Organization – to group them in logical chapters
Research – to investigate various career paths, to provide background information
Negotiation – with subjects on what to include and what to omit, with publisher on contract terms
Writing – to actually write the content
Time management – to keep all chapters moving forward, and get them done by the deadline

Once you have five or 10 accomplishments like this, look back over the list. What types of things are you listing? What skills did you use to achieve these accomplishments? Perhaps those skills that appear over and over are ones you might want to use as primary parts of your new career. If it turns out that everything in your list has negotiation as one component, you might look into career that would let you do more of that.

Accomplishments – Write them Down!

When working with a client, i often ask them to start by writing down some of their major accomplishments – the things of which they are most proud. It often takes a long time for them to think of something, but over the course of days (or even weeks), they are able to come up with a long list of great things they’ve achieved.

A recent post on LifeHacker entitled “Keep a File of Your Accomplishments” reminds me that the better idea is to write them down as they happen. Either in a separate file on your computer, or perhaps in the library version of your resume, make quantitative notes of significant accomplishments as they occur.

This will come in handy not only when you have to update your resume, but also at annual review time. Who remembers that brilliant idea 10 months later? By writing it down, you ensure you’ll be able to

This list can also come in handy when you’re thinking about changing careers.

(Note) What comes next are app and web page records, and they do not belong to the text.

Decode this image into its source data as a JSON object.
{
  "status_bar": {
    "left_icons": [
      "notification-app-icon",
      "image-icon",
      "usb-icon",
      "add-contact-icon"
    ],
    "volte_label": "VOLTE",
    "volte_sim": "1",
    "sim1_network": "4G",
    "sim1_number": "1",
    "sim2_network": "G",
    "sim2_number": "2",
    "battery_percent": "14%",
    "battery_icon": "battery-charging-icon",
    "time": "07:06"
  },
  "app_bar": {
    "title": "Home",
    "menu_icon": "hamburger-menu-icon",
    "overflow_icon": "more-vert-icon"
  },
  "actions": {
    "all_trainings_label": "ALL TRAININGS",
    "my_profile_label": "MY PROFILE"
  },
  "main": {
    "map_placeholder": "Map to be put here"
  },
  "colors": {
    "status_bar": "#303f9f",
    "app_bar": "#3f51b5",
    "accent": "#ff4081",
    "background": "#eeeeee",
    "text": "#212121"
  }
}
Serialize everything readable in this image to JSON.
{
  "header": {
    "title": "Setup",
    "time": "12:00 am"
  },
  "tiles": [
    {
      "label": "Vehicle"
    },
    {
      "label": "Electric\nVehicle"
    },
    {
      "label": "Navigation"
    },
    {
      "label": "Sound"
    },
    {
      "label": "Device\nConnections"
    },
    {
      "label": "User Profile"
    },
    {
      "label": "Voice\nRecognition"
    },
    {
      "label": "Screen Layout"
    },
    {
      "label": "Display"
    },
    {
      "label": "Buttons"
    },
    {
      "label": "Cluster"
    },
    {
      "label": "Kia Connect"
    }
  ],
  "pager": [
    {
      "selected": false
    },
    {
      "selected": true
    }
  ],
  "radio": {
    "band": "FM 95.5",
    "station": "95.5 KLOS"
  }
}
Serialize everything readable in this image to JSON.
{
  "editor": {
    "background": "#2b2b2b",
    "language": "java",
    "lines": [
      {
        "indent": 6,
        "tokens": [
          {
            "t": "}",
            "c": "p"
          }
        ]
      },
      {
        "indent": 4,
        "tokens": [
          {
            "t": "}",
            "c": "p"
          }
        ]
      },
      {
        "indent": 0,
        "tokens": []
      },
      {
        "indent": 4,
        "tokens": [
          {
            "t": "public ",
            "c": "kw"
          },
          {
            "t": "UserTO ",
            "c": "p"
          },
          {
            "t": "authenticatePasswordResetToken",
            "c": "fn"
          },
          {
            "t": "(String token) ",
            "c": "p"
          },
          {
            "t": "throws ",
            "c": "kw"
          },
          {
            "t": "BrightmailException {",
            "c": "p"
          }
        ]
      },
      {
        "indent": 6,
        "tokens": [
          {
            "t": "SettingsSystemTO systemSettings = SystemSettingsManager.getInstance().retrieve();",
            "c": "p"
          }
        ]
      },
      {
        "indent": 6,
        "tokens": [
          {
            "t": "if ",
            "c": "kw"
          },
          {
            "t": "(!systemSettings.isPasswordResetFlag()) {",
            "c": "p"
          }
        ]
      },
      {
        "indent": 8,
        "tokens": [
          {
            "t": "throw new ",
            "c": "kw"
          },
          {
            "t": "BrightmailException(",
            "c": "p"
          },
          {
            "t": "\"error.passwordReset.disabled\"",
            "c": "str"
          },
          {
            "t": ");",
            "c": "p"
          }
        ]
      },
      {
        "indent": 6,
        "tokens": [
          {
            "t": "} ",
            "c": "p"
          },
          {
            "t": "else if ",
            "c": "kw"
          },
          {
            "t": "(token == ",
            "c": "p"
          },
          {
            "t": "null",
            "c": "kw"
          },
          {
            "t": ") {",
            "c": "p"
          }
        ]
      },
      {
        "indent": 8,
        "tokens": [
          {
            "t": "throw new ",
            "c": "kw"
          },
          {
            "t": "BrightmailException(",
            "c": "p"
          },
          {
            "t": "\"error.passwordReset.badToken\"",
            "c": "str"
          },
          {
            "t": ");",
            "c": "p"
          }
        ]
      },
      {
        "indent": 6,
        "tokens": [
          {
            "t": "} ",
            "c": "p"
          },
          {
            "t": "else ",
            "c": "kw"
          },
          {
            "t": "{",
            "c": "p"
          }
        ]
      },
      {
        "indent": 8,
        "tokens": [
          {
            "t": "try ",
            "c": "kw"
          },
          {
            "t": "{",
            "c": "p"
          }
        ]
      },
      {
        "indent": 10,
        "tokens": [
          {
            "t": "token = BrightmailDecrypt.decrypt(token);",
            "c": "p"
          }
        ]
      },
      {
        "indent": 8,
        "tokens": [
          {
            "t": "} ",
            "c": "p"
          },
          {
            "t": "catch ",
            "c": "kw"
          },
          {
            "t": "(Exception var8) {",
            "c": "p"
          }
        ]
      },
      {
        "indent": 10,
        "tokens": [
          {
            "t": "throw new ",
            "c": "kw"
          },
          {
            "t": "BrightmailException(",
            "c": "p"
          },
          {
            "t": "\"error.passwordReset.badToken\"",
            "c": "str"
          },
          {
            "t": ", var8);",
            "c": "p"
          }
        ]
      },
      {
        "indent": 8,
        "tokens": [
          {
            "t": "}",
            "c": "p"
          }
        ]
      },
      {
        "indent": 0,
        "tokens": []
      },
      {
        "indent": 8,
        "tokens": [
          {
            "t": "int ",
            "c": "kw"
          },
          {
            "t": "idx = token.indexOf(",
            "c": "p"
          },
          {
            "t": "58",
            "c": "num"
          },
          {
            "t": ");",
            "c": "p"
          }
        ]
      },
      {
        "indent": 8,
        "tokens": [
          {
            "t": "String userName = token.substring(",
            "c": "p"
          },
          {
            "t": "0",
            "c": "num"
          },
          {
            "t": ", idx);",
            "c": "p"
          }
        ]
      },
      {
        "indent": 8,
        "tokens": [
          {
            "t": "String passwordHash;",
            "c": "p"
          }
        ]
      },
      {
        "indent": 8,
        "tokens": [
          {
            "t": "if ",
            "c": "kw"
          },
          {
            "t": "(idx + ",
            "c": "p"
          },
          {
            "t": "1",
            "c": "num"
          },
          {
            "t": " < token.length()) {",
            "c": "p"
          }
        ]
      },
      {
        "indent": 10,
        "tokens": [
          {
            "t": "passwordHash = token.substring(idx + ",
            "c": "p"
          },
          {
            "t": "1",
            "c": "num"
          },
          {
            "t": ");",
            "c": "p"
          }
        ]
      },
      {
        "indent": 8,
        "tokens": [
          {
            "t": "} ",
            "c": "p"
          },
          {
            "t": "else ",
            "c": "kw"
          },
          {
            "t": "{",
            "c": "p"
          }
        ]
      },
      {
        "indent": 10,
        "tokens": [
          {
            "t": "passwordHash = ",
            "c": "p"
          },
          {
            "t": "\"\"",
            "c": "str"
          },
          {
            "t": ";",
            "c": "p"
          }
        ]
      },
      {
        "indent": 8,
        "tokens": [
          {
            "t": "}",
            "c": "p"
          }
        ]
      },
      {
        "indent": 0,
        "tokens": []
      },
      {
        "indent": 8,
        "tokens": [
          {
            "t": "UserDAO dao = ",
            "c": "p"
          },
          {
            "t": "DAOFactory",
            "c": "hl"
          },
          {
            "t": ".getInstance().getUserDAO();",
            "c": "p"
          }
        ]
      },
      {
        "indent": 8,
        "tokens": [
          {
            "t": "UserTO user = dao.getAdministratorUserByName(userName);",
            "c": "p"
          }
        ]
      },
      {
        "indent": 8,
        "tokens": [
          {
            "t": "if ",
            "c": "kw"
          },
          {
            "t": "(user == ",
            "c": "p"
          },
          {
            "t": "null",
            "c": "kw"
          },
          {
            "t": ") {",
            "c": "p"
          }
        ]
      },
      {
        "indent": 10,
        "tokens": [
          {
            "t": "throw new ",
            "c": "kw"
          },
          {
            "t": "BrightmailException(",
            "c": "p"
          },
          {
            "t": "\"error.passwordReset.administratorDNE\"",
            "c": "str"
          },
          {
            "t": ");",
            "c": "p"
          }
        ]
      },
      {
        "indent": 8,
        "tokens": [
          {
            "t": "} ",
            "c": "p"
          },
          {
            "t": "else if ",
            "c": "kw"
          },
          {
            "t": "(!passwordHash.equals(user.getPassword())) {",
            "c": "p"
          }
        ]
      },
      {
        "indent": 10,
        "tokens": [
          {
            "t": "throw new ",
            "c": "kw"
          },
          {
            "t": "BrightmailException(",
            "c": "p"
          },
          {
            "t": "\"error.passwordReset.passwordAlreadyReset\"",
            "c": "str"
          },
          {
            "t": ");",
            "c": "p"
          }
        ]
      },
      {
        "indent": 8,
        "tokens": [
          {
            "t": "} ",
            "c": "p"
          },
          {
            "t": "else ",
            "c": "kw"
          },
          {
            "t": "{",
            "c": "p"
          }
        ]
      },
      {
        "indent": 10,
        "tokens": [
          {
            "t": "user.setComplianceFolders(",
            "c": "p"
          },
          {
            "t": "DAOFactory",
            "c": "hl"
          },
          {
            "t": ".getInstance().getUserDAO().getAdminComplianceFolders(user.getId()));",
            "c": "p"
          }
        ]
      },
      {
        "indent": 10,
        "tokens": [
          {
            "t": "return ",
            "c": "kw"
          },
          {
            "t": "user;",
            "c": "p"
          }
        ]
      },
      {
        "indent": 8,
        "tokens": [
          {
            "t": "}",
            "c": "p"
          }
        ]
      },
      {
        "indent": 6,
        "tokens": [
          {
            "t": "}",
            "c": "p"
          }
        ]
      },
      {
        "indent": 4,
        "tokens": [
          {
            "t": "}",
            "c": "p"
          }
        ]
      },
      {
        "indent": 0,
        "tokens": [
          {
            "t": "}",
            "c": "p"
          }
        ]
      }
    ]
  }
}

If you’re not sure what you want to do, look over the list and see what sorts of things you’ve done. You may be surprised to find that the activities that bring you the most satisfaction are peripheral parts of your current position. Perhaps you want to see about making those major parts of your next job…..

Education Is Only For the Young?

A recent incident got me thinking that maybe education is only for the young. As you get older, it’s your experiences that become more important in determining what opportunities are available to you.

Recently I was talking to a mid-career chemist who was being downsized from her position as a bench chemist. She was looking for another bench position, but also exploring non-traditional careers. She was interested in several avenues, including chemical information and patent searching, or regulatory affairs. As we talked about the various options, she kept asking me how much school she’d have to go back to get into each of these careers. I explained that in most cases she would not need to go back to school at all.

Instead, she should start talking to people who are currently in those types of jobs, especially those in her current company. By asking them about what they do on a daily basis, what they like and don’t like about it, and so on, she can get a better picture of what these types of jobs really involve. As she’s listening, she should think about what she has done in her own career that is similar to the job functions of these other careers. Maybe she’s had to search for prior patent art before starting her own project – that’s what a patent searcher would do. Maybe she’s assisted in the documentation for FDA approval of one of her own compounds – that’s regulatory affairs. By emphasizing what she’s already done, she can leverage her experience to move in a new direction without having to go back to school and start over. (Granted, continuing education and certificatiosns are often a good way to explore new fields, but actually doing something is always better than just learning about it.)

The older you are, the more things you have done, so the more likely it is you’ve done something similar to what you’d be doing in a new position. This is good news, because you can use that experience to convince a potential employer that you know what you are getting into, and you can handle it, because you’ve already done it. That’s what the company wants to know – what are you going to do for us? The best way to show you CAN DO it is to tell them how you HAVE DONE similar things already.

So think about it….what have you done? What do you like doing? And where might you be able to get paid for doing that?